To make legislating even more challenging this year, the election-year calendar is designed to allot Congress more time away to campaign in their home districts and states. This means more time away from the Capitol, longer holiday breaks, and recesses during the entire months of August and October.
Race for the White House
The stage is set, but not assured, for a likely Biden-Trump rematch. Coming off a stronger economy in 2023 than expected, President Joe Biden has been gifted with favorable economic indicators that many politicians would envy. But he’s been hard-pressed to assimilate that sentiment and dispel voter’s concerns about his age and abilities—both of which are reflected in his abysmal poll numbers. Former President Donald Trump has a firmer grip on the Republican Party, but having to split his time between rallies and the courtroom could prove troublesome to his campaign. Barring a surprise ruling from the Supreme Court in February or March, Trump could have the Republican nomination wrapped up by Super Tuesday on March 5.

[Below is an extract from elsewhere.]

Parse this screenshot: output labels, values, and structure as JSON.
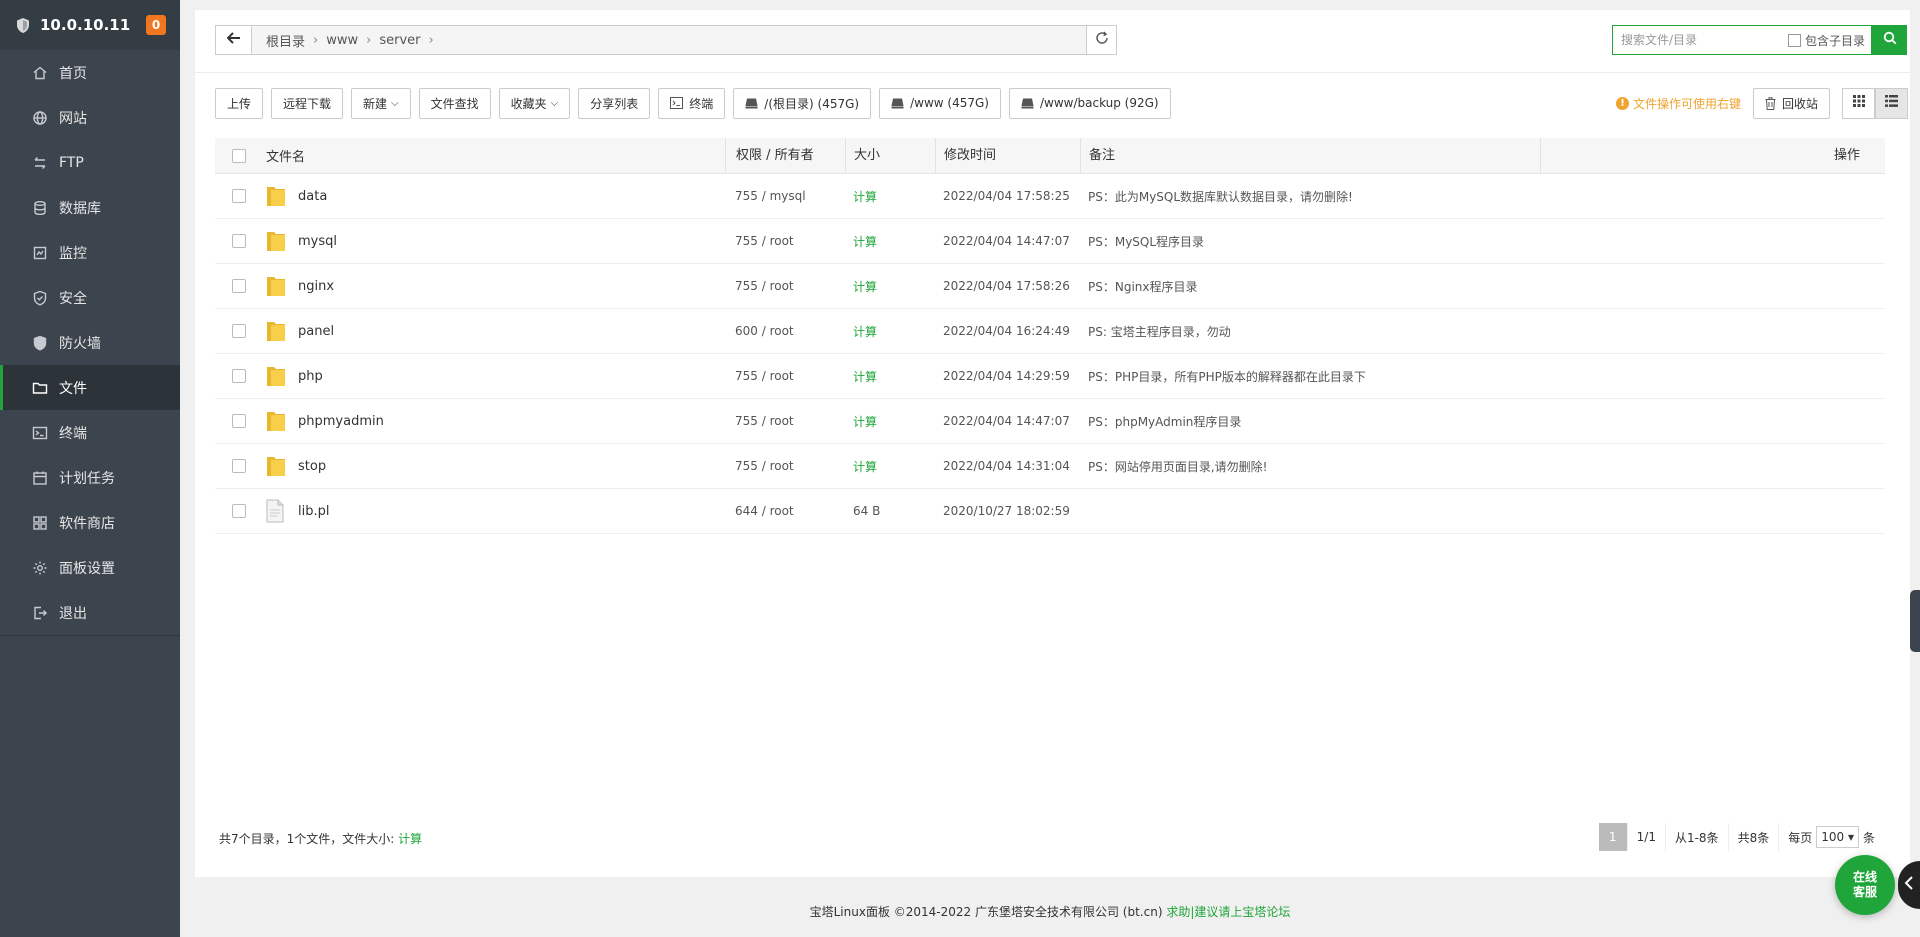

We turn our attention to the Supreme Court as the nine justices are now poised to resolve disputes with potentially massive election consequences as the presidential primary season gets underway. A closely divided Colorado Supreme Court disqualified Trump from the state’s primary ballot, ruling Trump engaged in insurrection against the Constitution and triggered the Fourteenth Amendment prohibition on insurrectionist office holders.

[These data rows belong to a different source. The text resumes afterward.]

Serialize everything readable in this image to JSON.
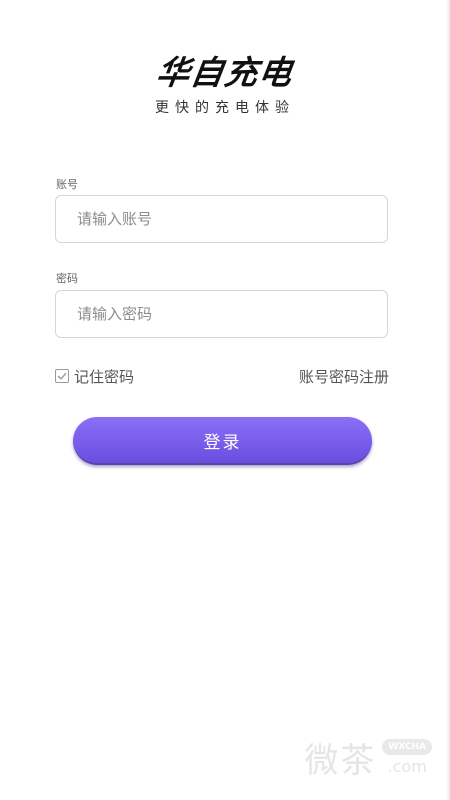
{
  "brand": {
    "title": "华自充电",
    "slogan": "更快的充电体验"
  },
  "form": {
    "account": {
      "label": "账号",
      "placeholder": "请输入账号",
      "value": ""
    },
    "password": {
      "label": "密码",
      "placeholder": "请输入密码",
      "value": ""
    },
    "remember": {
      "label": "记住密码",
      "checked": true
    },
    "register_link": "账号密码注册",
    "login_button": "登录"
  },
  "watermark": {
    "text": "微茶",
    "badge": "WXCHA",
    "domain": ".com"
  },
  "colors": {
    "accent_top": "#8a6ff7",
    "accent_bottom": "#6a4ee0",
    "text_primary": "#111111",
    "text_secondary": "#555555",
    "border": "#d6d6d6"
  },
  "icons": {
    "checkbox": "checkmark-icon"
  }
}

The Supreme Court has yet to address the insurrection provision of the Fourteenth Amendment, but there’s no relevant High Court precedent. In the end, the Court could craft a defensible opinion that upholds or reverses the decision by the Colorado Supreme Court. Until oral arguments are presented on February 8, outcome predictions, no matter how logical, are pure guesswork. The Court has granted the petition for review and put the case on a fast track. Separately, a decision awaits on whether he’s immune from prosecution for actions he took while president.
House and Senate
Unless there’s a significant shift, we’re currently looking at a potential flip in both chambers: the House from Republican to Democrat and the Senate from Democrat to Republican, with more confidence in the Senate scenario. There are only 24 “toss-up” seats in the House with 14 of those seats held by Republicans and 10 by Democrats (FIGURE 1). In the Senate, 34 seats are up for grabs. Twenty-three of those seats are held by Democrats and 11 by Republicans with Democrats playing defense in red states such as Montana, Arizona, and Ohio (FIGURE 2).